“Negligence” is a legal term. Its most common synonym in ordinary parlance is “carelessness.” Nevertheless, the concept of negligence includes a lot of complexity and nuance that you need to understand if you are pursuing a personal injury claim based on negligence.
Indeed, negligence is the basis of most personal injury claims.
The Four Elements of a Negligence-Based Personal Injury Claim
Following are the four standard components of most negligence-based personal injury claims:
- Duty of Care: The defendant owed you a duty of care. Most of the time, this means the duty to exercise enough common sense to refrain from carelessly injuring someone else—don’t text and drive, for example.

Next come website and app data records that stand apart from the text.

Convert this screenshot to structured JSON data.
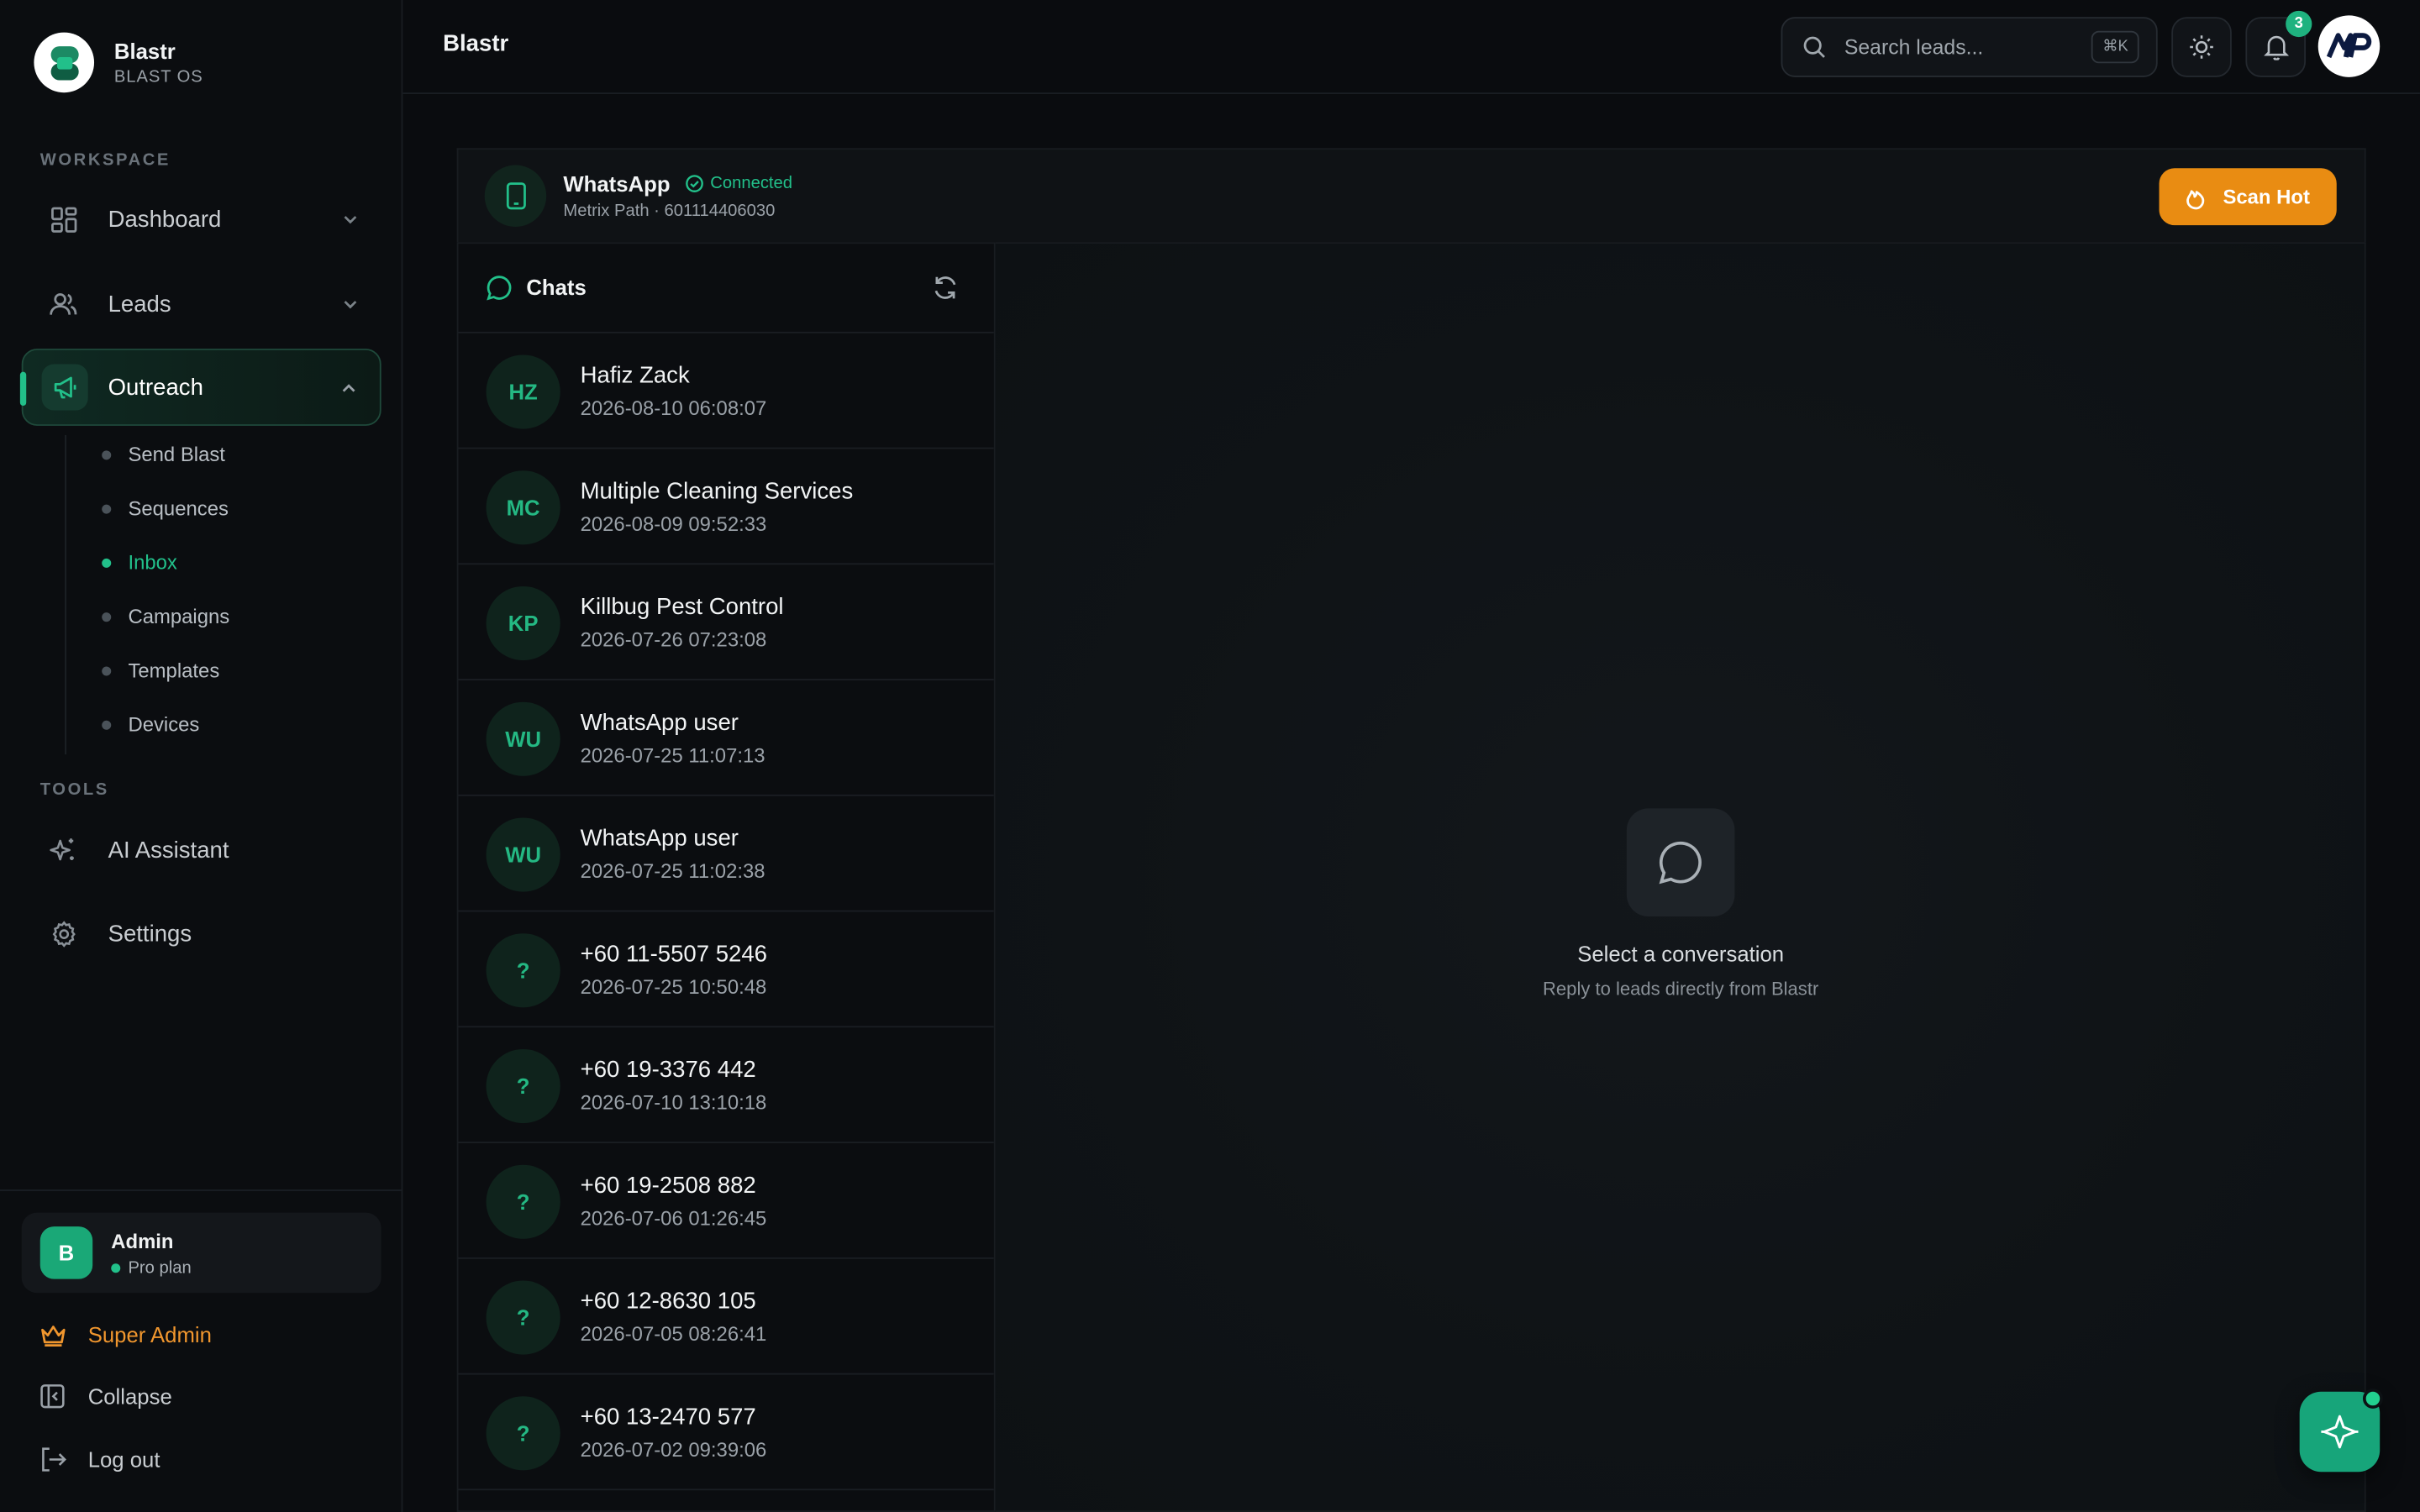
{
  "brand": {
    "name": "Blastr",
    "subtitle": "BLAST OS"
  },
  "sidebar": {
    "workspace_label": "WORKSPACE",
    "tools_label": "TOOLS",
    "items": [
      {
        "label": "Dashboard",
        "icon": "grid-icon"
      },
      {
        "label": "Leads",
        "icon": "users-icon"
      },
      {
        "label": "Outreach",
        "icon": "megaphone-icon",
        "active": true
      }
    ],
    "sub_items": [
      {
        "label": "Send Blast"
      },
      {
        "label": "Sequences"
      },
      {
        "label": "Inbox",
        "active": true
      },
      {
        "label": "Campaigns"
      },
      {
        "label": "Templates"
      },
      {
        "label": "Devices"
      }
    ],
    "tools": [
      {
        "label": "AI Assistant",
        "icon": "sparkles-icon"
      },
      {
        "label": "Settings",
        "icon": "gear-icon"
      }
    ],
    "user": {
      "initial": "B",
      "name": "Admin",
      "plan": "Pro plan"
    },
    "super_admin": "Super Admin",
    "collapse": "Collapse",
    "logout": "Log out"
  },
  "topbar": {
    "title": "Blastr",
    "search_placeholder": "Search leads...",
    "shortcut": "⌘K",
    "notification_count": "3"
  },
  "whatsapp": {
    "title": "WhatsApp",
    "status": "Connected",
    "subtitle": "Metrix Path · 601114406030",
    "scan_button": "Scan Hot"
  },
  "chats": {
    "title": "Chats",
    "rows": [
      {
        "initials": "HZ",
        "name": "Hafiz Zack",
        "time": "2026-08-10 06:08:07"
      },
      {
        "initials": "MC",
        "name": "Multiple Cleaning Services",
        "time": "2026-08-09 09:52:33"
      },
      {
        "initials": "KP",
        "name": "Killbug Pest Control",
        "time": "2026-07-26 07:23:08"
      },
      {
        "initials": "WU",
        "name": "WhatsApp user",
        "time": "2026-07-25 11:07:13"
      },
      {
        "initials": "WU",
        "name": "WhatsApp user",
        "time": "2026-07-25 11:02:38"
      },
      {
        "initials": "?",
        "name": "+60 11-5507 5246",
        "time": "2026-07-25 10:50:48"
      },
      {
        "initials": "?",
        "name": "+60 19-3376 442",
        "time": "2026-07-10 13:10:18"
      },
      {
        "initials": "?",
        "name": "+60 19-2508 882",
        "time": "2026-07-06 01:26:45"
      },
      {
        "initials": "?",
        "name": "+60 12-8630 105",
        "time": "2026-07-05 08:26:41"
      },
      {
        "initials": "?",
        "name": "+60 13-2470 577",
        "time": "2026-07-02 09:39:06"
      }
    ]
  },
  "conversation": {
    "empty_title": "Select a conversation",
    "empty_subtitle": "Reply to leads directly from Blastr"
  },
  "colors": {
    "accent": "#22c08a",
    "orange": "#e98c12",
    "background": "#0a0c0f"
  }
}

- Breach of Duty: “Breach of duty” refers to the defendant’s failure to exercise their duty of care.
- Causation: The defendant’s breach of duty must have caused your damages, and it must have done so in a manner that would have been foreseeable to a reasonable person.
- Damages: You must prove every dime of the damages you claim. This includes intangible elements of damages such as pain and suffering.
To win, you must prove each one of the four elements described above by “a preponderance of the evidence.” It is a lot easier to prove a claim this way than to prove it “beyond a reasonable doubt” as a prosecutor would have to in a criminal case. You have accumulated a preponderance of the evidence when your evidence at least slightly outweighs the defendant’s evidence.
Forms of Negligence
Many forms of negligence exist, as described below.
Ordinary negligence is the type of negligence that most people have committed many times. It might mean running a stop light or allowing a dangerous condition to exist on your property without warning guests of the danger.
Ordinary negligence contrasts with gross negligence, which is more serious.
If ordinary negligence means running a stop sign, gross negligence means driving while very drunk, shaving in the rearview mirror while driving, or pushing someone into the deep end of a swimming pool when you don’t know whether they can swim.
In a civil lawsuit, the main difference between ordinary negligence and gross negligence is that you can use gross negligence to establish punitive damages, which could increase your total damages.
Professional negligence is a heightened standard of negligence that applies to professionals in certain fields. You would expect an emergency room technician to perform better medical treatment on you than an architect who rendered first aid at the scene of a traffic accident. The more you know, and the greater your skills are, the easier it is for you to commit negligence. That is why doctors maintain expensive medical malpractice insurance.
Negligence Per Se
Normally, there is no clear-cut standard to determine whether a particular defendant’s actions constituted negligence under certain circumstances. One jury might decide that a particular defendant was negligent, while another jury might decide the defendant was not negligent under the exact same set of facts.
The concept of negligence per se, however, is a shortcut to proving negligence. For the negligence per se doctrine to apply:
- The defendant must have broken a safety law;
- You must have been a member of a class of people whom the law was designed to protect (pedestrians, for example);
- You must have suffered the type of injury that the law was designed to prevent.; and
- The defendant’s misconduct must have caused your injury.
If you can prove all of these elements, and if you can also prove the amount of your damages, you have won your claim based on negligence per se. An example would be if a commercial trucker violated regulations by sleeping too few hours, then fell asleep at the wheel causing an accident.
In many cases, both parties contribute to the accident. How do you assign liability in such cases? Different states take different approaches. Florida applies a “modified comparative fault” approach that bars recovery if your share of fault exceeds 50%.
Under modified comparative fault, a court will assign a percentage of fault to each party involved in the accident. The court will then deduct a percentage of damages from each at-fault party in exact proportion to their percentage of fault. If you were 20% at fault, for example, you will lose 20% of your damages. Meanwhile, the other party must pay 80% of your damages.
However, if you were 51% (or more) at fault, you will be entitled to nothing from the other party.
Florida’s No-Fault Traffic Accident Compensation Rules
Although most Florida personal injury cases are based on negligence, Florida applies a different system to car accidents. Every Florida driver must purchase $10,000 worth of Personal Injury Protection (PIP) insurance. If an accident occurs, the driver must look to their own insurance to compensate them, regardless of which driver was negligent.
A problem arises, however, if your damages exceed $10,000. Although you can sue the at-fault driver if you were seriously injured, Florida motorists do not have to purchase personal injury liability insurance. This means that no matter how negligent the at-fault driver may have been, you might not be able to recover more than $10,000 in damages.
Certain drivers, however, almost always carry more than enough ability insurance to cover almost any claim. These drivers include:
Recently, some state legislators have tried to reform Florida’s no-fault system. For now, however, it remains in place.
Hire a Personal Injury Lawyer to Represent You in a Negligence Claim
You are likely to experience great difficulty negotiating a substantial negligence claim with an insurance company or a corporate legal department because these people hone their negotiating skills every day. Speak with a St. Petersburg personal injury lawyer as soon as you realize you might have a claim and contact Lopez Law Group Accident Injury Attorneys.